◆ Records supplied
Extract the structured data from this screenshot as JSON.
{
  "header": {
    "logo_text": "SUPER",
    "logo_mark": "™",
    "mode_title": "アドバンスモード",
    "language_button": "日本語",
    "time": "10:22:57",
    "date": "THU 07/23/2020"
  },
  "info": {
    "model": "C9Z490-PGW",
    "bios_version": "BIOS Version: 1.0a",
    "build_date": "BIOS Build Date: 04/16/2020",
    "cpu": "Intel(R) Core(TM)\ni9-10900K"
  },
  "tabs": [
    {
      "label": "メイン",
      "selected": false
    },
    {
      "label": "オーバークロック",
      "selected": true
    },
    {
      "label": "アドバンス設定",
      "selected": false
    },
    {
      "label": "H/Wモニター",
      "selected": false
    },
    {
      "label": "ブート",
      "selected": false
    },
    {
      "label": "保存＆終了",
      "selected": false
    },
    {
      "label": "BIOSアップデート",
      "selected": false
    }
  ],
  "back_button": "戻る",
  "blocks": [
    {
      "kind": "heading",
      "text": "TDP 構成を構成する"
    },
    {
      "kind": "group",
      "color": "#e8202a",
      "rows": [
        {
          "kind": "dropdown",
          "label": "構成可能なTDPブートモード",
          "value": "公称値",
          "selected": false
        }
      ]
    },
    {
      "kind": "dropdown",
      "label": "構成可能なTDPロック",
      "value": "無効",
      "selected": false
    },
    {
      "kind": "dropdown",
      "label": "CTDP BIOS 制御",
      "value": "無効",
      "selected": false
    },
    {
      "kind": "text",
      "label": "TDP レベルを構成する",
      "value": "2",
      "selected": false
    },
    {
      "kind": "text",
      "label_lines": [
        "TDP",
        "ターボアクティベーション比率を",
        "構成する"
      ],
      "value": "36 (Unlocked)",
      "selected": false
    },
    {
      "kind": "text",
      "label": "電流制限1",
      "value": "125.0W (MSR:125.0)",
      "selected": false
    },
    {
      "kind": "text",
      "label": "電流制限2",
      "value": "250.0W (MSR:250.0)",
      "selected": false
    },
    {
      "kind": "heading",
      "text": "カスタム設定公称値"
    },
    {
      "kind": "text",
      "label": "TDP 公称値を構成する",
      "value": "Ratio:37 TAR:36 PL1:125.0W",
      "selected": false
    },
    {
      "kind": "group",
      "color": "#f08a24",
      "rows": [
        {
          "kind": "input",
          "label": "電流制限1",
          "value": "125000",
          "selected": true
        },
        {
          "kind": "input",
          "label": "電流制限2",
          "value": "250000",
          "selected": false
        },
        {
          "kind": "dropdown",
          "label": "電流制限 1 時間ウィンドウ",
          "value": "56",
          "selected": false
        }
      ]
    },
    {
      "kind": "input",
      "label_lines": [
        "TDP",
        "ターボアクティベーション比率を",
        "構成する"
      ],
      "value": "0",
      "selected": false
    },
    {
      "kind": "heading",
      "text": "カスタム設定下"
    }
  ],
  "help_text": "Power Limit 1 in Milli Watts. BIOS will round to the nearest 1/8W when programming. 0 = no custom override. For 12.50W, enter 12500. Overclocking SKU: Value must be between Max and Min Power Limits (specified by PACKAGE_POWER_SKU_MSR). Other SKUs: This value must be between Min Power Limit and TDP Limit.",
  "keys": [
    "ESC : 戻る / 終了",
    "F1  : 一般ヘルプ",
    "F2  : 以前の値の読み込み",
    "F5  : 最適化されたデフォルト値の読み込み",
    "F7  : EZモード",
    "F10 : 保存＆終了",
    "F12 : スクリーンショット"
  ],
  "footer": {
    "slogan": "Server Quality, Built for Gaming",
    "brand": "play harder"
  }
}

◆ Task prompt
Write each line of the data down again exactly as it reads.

◆ Exercise response
Extract the structured data from this screenshot as JSON.
{
  "header": {
    "logo_text": "SUPER",
    "logo_mark": "™",
    "mode_title": "アドバンスモード",
    "language_button": "日本語",
    "time": "10:22:57",
    "date": "THU 07/23/2020"
  },
  "info": {
    "model": "C9Z490-PGW",
    "bios_version": "BIOS Version: 1.0a",
    "build_date": "BIOS Build Date: 04/16/2020",
    "cpu": "Intel(R) Core(TM)\ni9-10900K"
  },
  "tabs": [
    {
      "label": "メイン",
      "selected": false
    },
    {
      "label": "オーバークロック",
      "selected": true
    },
    {
      "label": "アドバンス設定",
      "selected": false
    },
    {
      "label": "H/Wモニター",
      "selected": false
    },
    {
      "label": "ブート",
      "selected": false
    },
    {
      "label": "保存＆終了",
      "selected": false
    },
    {
      "label": "BIOSアップデート",
      "selected": false
    }
  ],
  "back_button": "戻る",
  "blocks": [
    {
      "kind": "heading",
      "text": "TDP 構成を構成する"
    },
    {
      "kind": "group",
      "color": "#e8202a",
      "rows": [
        {
          "kind": "dropdown",
          "label": "構成可能なTDPブートモード",
          "value": "公称値",
          "selected": false
        }
      ]
    },
    {
      "kind": "dropdown",
      "label": "構成可能なTDPロック",
      "value": "無効",
      "selected": false
    },
    {
      "kind": "dropdown",
      "label": "CTDP BIOS 制御",
      "value": "無効",
      "selected": false
    },
    {
      "kind": "text",
      "label": "TDP レベルを構成する",
      "value": "2",
      "selected": false
    },
    {
      "kind": "text",
      "label_lines": [
        "TDP",
        "ターボアクティベーション比率を",
        "構成する"
      ],
      "value": "36 (Unlocked)",
      "selected": false
    },
    {
      "kind": "text",
      "label": "電流制限1",
      "value": "125.0W (MSR:125.0)",
      "selected": false
    },
    {
      "kind": "text",
      "label": "電流制限2",
      "value": "250.0W (MSR:250.0)",
      "selected": false
    },
    {
      "kind": "heading",
      "text": "カスタム設定公称値"
    },
    {
      "kind": "text",
      "label": "TDP 公称値を構成する",
      "value": "Ratio:37 TAR:36 PL1:125.0W",
      "selected": false
    },
    {
      "kind": "group",
      "color": "#f08a24",
      "rows": [
        {
          "kind": "input",
          "label": "電流制限1",
          "value": "125000",
          "selected": true
        },
        {
          "kind": "input",
          "label": "電流制限2",
          "value": "250000",
          "selected": false
        },
        {
          "kind": "dropdown",
          "label": "電流制限 1 時間ウィンドウ",
          "value": "56",
          "selected": false
        }
      ]
    },
    {
      "kind": "input",
      "label_lines": [
        "TDP",
        "ターボアクティベーション比率を",
        "構成する"
      ],
      "value": "0",
      "selected": false
    },
    {
      "kind": "heading",
      "text": "カスタム設定下"
    }
  ],
  "help_text": "Power Limit 1 in Milli Watts. BIOS will round to the nearest 1/8W when programming. 0 = no custom override. For 12.50W, enter 12500. Overclocking SKU: Value must be between Max and Min Power Limits (specified by PACKAGE_POWER_SKU_MSR). Other SKUs: This value must be between Min Power Limit and TDP Limit.",
  "keys": [
    "ESC : 戻る / 終了",
    "F1  : 一般ヘルプ",
    "F2  : 以前の値の読み込み",
    "F5  : 最適化されたデフォルト値の読み込み",
    "F7  : EZモード",
    "F10 : 保存＆終了",
    "F12 : スクリーンショット"
  ],
  "footer": {
    "slogan": "Server Quality, Built for Gaming",
    "brand": "play harder"
  }
}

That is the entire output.